In Vegas, Broadcasters Go All In With AffiliatesAt 2012 NAB meetings, talk is about facing challenges from Washington, along with digital media and local competition 4/23/2012 12:01:00 AM Eastern
As the National Association of
Broadcasters show progressed in Las
Vegas last week, the main source of
irritation for broadcast attendees switched
from the cab lines at the Encore and the Bellagio
to a considerably more onerous issue:
the FCC’s push to make TV stations put their
public files, detailing on-the-air political advertising,
FCC chairman Julius Genachowski has
been very clear in his intent for this to happen,
and happen fast. “It’s the 21st century.
I call it common sense,” Genachowski told
broadcasters during an NAB address April 16
in a tone that some felt was a bit
Multiple local broadcasters
suggested the mandate is coming
from the White House,
which is said to be displeased
with the unchecked Super PAC
riches flowing to TV stations.
On its face, it’s not hard to see
the chairman’s logic: If your local
Department of Motor Vehicles
has been able to convert its
records to digital, a TV station—

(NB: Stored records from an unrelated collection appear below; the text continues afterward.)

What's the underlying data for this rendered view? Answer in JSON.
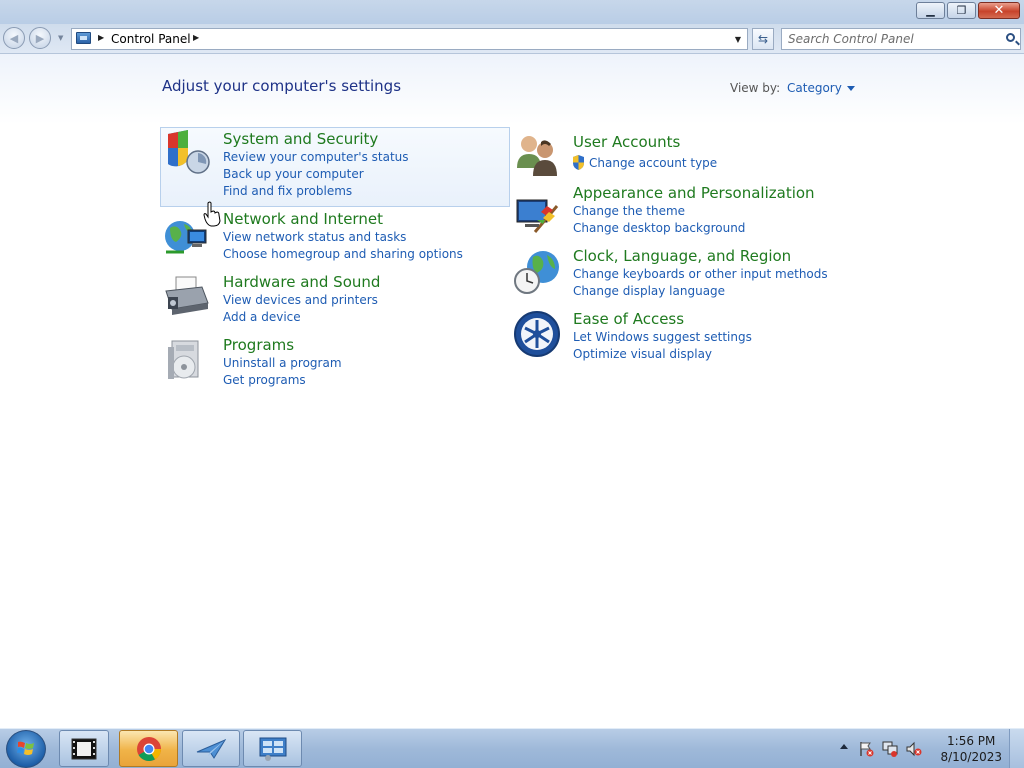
{
  "window": {
    "controls": [
      "minimize-icon",
      "restore-icon",
      "close-icon"
    ]
  },
  "nav": {
    "address_crumb": "Control Panel",
    "search_placeholder": "Search Control Panel"
  },
  "main": {
    "heading": "Adjust your computer's settings",
    "view_by_label": "View by:",
    "view_by_value": "Category",
    "left_categories": [
      {
        "title": "System and Security",
        "links": [
          "Review your computer's status",
          "Back up your computer",
          "Find and fix problems"
        ]
      },
      {
        "title": "Network and Internet",
        "links": [
          "View network status and tasks",
          "Choose homegroup and sharing options"
        ]
      },
      {
        "title": "Hardware and Sound",
        "links": [
          "View devices and printers",
          "Add a device"
        ]
      },
      {
        "title": "Programs",
        "links": [
          "Uninstall a program",
          "Get programs"
        ]
      }
    ],
    "right_categories": [
      {
        "title": "User Accounts",
        "links": [
          "Change account type"
        ]
      },
      {
        "title": "Appearance and Personalization",
        "links": [
          "Change the theme",
          "Change desktop background"
        ]
      },
      {
        "title": "Clock, Language, and Region",
        "links": [
          "Change keyboards or other input methods",
          "Change display language"
        ]
      },
      {
        "title": "Ease of Access",
        "links": [
          "Let Windows suggest settings",
          "Optimize visual display"
        ]
      }
    ]
  },
  "taskbar": {
    "time": "1:56 PM",
    "date": "8/10/2023",
    "pinned": [
      "media-center-icon",
      "chrome-icon",
      "paper-plane-icon",
      "control-panel-icon"
    ]
  },
  "colors": {
    "category_title": "#1f7a1f",
    "link": "#1e5cb3",
    "heading": "#1e3287"
  }
}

a paragon of progressive digital
technology—should be expected
to do so as well. The idea of a
congressional hopeful’s intern
photocopying dog-eared documents in a TV station’s musty basement
hardly paints the picture of cutting-edge local media.
Yet broadcasters are gravely concerned about doing so. For starters,
they would rather spend the money required for the interminable
data entry involved with such a project on their newsgathering. To
that argument, Genachowski said it’s a “nominal” cost for stations, and
one that will save money in the long run. “In a world that is increasingly
going digital, why have a special exemption for broadcasters?”
he wondered aloud.
Broadcasters say the FCC has not been receptive to calls for a compromise.
Alan Frank, president and CEO of Post-Newsweek, said after
Genachowski’s presentation that the transferring process sought by the
FCC, which would include
dozens of politicians and a
dizzying array of different
advertising rates and dayparts
and programs at each
station, would only serve
to confuse people. “It will
create more miscommunication
More concerning for stations
is sharing the minute
details about their ad rates
up and down the programming
grid for all the world,
including their competitors,
“Have my competition see
what I charge in my 6 p.m.
news?” said one station general
manager who asked not
to be named. “It’s destructive.
All the Rage
The public file matter was a hot topic of discussion in the various
affiliate board and body meetings in Las Vegas, with Gordon Smith,
NAB president and CEO, pledging to have stations’ backs. “We are
adamantly opposed,” said Bill Hoffman, chairman of the ABC affiliates
board. “We don’t see the viewer benefit at all.”
Most broadcasters believe they would have a strong case in the
courts, which is where the public file matter looks to be headed.
They hope it remains tied up in litigation at least until Genachowski
departs the FCC.
But for now, it is, in the words of one Fox affiliate executive, “a
major pain in the ass” at a time when business, and affiliate relations,
are otherwise in a good place. “What other industry has to put its
competitive rates online?” asked another fired-up Fox station exec.
“It could do irreparable harm to broadcasters.”
The public file issue aside, it was a positive week in Vegas, with the
affiliate board, and affiliate body, meetings mostly showing a welcome
harmony between the stations and their partner networks. An overview
of the meetings follows.